Directions for this task: Answer with a bare number: the count of lines in the records below that have the word "name".

Dataset content:
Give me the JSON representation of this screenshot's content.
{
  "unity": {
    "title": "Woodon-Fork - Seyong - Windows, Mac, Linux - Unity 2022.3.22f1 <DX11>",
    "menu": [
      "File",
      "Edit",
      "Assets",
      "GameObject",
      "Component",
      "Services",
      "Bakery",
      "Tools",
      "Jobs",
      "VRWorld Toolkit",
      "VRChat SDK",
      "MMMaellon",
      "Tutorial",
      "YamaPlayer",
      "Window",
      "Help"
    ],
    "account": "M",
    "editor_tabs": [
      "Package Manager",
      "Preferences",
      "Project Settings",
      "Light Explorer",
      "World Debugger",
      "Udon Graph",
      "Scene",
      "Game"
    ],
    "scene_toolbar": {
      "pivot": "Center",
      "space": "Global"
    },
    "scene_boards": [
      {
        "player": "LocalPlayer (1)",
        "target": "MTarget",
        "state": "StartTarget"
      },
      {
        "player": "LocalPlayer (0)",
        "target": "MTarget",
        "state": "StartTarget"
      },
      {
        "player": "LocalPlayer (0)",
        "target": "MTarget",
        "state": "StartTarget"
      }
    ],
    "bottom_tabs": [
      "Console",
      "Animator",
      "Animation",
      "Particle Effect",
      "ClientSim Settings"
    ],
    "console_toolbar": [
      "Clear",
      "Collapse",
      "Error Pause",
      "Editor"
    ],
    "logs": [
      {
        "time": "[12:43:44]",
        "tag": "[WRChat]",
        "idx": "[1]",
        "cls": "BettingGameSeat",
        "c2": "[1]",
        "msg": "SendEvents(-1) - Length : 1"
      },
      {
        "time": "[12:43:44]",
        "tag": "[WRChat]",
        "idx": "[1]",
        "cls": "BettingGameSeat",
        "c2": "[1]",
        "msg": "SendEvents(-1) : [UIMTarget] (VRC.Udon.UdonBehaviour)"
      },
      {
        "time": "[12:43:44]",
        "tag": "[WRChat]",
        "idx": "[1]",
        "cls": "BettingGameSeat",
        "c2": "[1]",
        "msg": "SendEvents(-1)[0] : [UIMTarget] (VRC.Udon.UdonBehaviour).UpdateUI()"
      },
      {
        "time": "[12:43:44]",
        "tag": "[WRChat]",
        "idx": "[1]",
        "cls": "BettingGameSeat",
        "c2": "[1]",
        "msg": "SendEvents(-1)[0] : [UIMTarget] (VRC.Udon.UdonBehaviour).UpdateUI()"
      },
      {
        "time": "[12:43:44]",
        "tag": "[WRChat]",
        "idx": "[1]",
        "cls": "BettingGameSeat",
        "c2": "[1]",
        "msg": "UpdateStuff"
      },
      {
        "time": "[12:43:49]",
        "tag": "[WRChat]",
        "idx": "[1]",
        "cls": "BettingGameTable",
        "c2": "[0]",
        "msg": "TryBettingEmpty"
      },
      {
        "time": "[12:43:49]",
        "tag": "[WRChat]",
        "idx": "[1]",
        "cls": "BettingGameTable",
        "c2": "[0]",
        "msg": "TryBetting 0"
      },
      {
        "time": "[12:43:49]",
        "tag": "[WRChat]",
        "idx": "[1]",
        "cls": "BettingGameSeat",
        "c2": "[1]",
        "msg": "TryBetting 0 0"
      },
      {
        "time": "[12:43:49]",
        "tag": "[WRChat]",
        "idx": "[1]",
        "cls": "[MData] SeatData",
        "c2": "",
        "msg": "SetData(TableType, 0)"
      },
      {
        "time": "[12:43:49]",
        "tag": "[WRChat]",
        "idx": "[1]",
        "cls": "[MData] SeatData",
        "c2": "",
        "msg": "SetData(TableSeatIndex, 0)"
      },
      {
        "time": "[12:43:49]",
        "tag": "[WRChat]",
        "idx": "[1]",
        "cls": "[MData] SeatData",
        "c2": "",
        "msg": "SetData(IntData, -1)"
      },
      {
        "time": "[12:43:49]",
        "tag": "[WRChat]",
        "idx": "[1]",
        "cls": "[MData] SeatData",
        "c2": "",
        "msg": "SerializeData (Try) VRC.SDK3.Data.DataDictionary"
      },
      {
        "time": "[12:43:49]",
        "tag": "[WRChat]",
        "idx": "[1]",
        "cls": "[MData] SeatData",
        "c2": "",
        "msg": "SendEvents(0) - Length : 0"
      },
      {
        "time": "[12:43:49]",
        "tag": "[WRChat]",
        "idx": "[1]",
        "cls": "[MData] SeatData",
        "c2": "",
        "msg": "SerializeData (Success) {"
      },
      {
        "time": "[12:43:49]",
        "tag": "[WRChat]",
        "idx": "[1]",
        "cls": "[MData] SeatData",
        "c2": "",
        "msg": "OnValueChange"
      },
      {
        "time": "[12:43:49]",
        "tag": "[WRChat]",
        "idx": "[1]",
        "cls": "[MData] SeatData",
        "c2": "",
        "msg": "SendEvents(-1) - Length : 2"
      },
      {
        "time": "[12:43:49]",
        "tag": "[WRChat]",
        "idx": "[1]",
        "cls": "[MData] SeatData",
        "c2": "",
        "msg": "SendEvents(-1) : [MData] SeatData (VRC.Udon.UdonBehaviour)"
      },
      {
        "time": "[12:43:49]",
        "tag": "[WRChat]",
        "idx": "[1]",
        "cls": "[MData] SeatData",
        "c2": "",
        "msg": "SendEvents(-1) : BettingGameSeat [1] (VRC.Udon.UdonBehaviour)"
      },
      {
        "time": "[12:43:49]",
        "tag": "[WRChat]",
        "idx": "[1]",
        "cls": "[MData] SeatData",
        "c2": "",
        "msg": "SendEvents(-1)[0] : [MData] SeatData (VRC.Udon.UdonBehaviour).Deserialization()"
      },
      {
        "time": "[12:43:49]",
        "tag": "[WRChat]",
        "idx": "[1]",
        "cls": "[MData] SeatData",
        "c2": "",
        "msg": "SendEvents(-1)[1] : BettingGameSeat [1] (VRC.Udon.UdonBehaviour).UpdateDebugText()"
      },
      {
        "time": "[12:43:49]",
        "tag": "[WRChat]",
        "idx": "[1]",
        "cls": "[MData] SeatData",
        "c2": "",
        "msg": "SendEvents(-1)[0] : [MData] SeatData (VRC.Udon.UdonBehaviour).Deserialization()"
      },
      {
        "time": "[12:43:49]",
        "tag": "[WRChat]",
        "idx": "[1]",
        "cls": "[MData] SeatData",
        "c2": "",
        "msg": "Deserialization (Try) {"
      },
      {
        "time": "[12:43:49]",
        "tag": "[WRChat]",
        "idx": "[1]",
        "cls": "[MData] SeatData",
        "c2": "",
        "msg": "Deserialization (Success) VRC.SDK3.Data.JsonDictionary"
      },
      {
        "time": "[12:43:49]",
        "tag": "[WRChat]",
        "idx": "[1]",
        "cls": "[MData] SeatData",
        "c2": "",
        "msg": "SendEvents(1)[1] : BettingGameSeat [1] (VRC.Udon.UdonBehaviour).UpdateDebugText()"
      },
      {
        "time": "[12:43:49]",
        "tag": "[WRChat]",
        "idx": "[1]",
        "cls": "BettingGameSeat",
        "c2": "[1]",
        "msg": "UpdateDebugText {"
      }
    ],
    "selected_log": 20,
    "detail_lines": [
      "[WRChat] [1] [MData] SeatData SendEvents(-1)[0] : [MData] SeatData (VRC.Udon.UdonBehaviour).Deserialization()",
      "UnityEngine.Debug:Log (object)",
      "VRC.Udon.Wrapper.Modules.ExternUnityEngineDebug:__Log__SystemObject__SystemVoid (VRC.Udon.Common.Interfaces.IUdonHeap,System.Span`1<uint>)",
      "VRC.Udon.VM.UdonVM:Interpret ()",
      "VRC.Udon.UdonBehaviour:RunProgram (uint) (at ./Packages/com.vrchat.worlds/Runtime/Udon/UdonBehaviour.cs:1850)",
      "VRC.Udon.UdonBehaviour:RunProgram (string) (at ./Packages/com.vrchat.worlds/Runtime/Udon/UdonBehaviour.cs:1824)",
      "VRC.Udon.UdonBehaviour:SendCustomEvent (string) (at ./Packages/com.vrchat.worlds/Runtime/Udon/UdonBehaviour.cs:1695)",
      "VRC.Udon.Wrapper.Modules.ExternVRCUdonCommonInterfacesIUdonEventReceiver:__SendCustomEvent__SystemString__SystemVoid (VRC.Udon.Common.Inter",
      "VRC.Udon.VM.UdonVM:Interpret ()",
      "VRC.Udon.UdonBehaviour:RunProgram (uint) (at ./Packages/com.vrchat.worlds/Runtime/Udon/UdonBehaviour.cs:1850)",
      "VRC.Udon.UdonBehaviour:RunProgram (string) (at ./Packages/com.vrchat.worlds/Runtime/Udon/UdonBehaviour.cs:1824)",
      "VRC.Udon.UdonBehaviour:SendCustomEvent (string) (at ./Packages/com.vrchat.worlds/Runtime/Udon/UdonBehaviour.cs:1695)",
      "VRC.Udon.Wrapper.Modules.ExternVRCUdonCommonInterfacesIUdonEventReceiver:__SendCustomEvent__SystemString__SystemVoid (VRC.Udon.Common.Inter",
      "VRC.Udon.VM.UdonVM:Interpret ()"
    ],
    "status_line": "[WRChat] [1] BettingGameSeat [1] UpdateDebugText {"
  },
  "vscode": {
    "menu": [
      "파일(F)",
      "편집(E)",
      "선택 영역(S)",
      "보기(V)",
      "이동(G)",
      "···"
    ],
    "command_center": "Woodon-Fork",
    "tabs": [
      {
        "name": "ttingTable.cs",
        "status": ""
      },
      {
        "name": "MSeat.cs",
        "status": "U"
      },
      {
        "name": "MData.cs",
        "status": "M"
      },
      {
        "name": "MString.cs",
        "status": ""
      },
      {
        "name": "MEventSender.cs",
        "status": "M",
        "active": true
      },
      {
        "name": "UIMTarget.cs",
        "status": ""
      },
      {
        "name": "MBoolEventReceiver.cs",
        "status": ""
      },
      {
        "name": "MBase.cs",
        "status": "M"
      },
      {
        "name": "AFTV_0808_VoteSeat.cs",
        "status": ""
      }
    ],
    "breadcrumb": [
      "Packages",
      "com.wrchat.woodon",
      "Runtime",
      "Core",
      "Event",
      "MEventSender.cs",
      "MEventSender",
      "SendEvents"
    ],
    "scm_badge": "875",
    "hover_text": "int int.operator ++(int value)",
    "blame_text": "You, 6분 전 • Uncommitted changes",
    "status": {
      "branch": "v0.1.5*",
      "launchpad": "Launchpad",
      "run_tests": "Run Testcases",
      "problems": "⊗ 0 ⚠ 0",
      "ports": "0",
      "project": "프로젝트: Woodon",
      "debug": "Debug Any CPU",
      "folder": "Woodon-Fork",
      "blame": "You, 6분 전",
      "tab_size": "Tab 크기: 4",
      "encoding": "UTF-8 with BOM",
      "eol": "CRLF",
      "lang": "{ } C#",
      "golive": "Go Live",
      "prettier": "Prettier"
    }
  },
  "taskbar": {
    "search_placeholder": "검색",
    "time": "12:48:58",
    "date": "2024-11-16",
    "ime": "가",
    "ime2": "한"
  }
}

Exercise response: 9